A different take on the politican-Communion story

A different take on the politican-Communion story

Herb Ely emailed me with his latest blog entry on the Catholic politician/Communion controversy. He says: “In this world of sound bite media treatment the church has allowed the question of membership to be reduced to a single, highly politicized dimension.” He then provides an anecdote of a Baptist church that suspended a member for joining the temperance movement and another for public drunkenness. Then he concludes:

I agree that the bishops must speak out on human life issues. I agree that the Baptist church was right to speak out on the dangers of drunkenness. However, by letting the question of membership be framed on the single dimension of temperance that church obscured its devotion to the gospel. The bishops are falling into a similar trap.

  • Here, here, Mr. Bettinelli.  You’re right on.  Mr. Ely is showing his silliness in saying that this has to do with membership in the Church.  It doesn’t (and unless he is just plain stupid, he knows it).  This is the question:  Are people who are publicly and unrepentantly promoting a vicious and bloody and horrific evil – the murder of children – going to be allowed communion?  The Church has always held that ones soul should be in a state of grace before taking communion.  The only further question here is – are the bishops actually (for once) going to live up to the teaching of the Church?  Or are they going to (once again) be intimidated by the filthy and bloody and selfish and unloving desires of the world?

  • The analogy is bogus.

    And it’s bizarre to reference the Baptist Church is used as the example.

    The reason we have a “Southern Baptist Church” and a “Baptist Church” today is because they withdrew communion over the issue of slavery.

    Abortion is the intentional killing of an human life.  Herb’s comments are nothing but a trivilization of this issue.

  • I went back and read my origingal post – being somewhat sensitive to words like silliness, stupid and trivialization. In a sense, I agree. The reason Carl Sandburg included this anecdote in his Life of Lincoln, is that when that particular stated its membership criteria along a single dimension, it became the object of a joke.
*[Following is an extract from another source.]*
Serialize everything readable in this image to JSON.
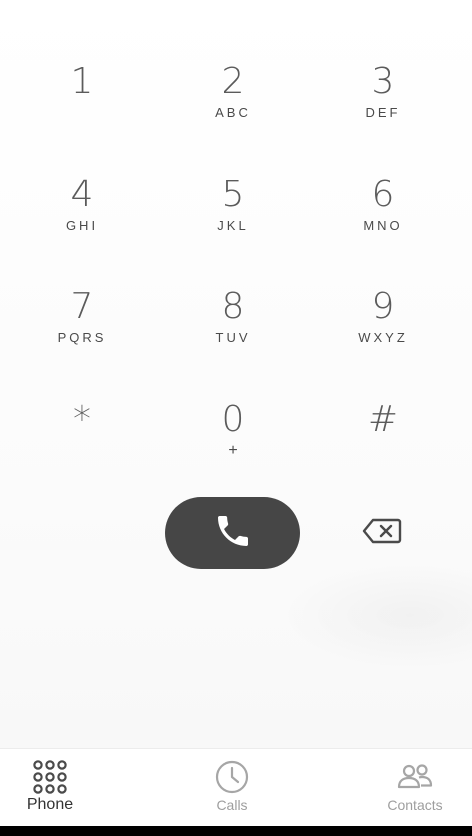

By letting its critic frame the question, it lost the opportunity to preach temperance in the context of fidelity to the gospel.

    Mr. Bettinelli, I’m concerned that the teaching moment about the value of human life will be reduced to the question of whether Catholics can wear Kerry for President buttons.  If that seems silly, so be it.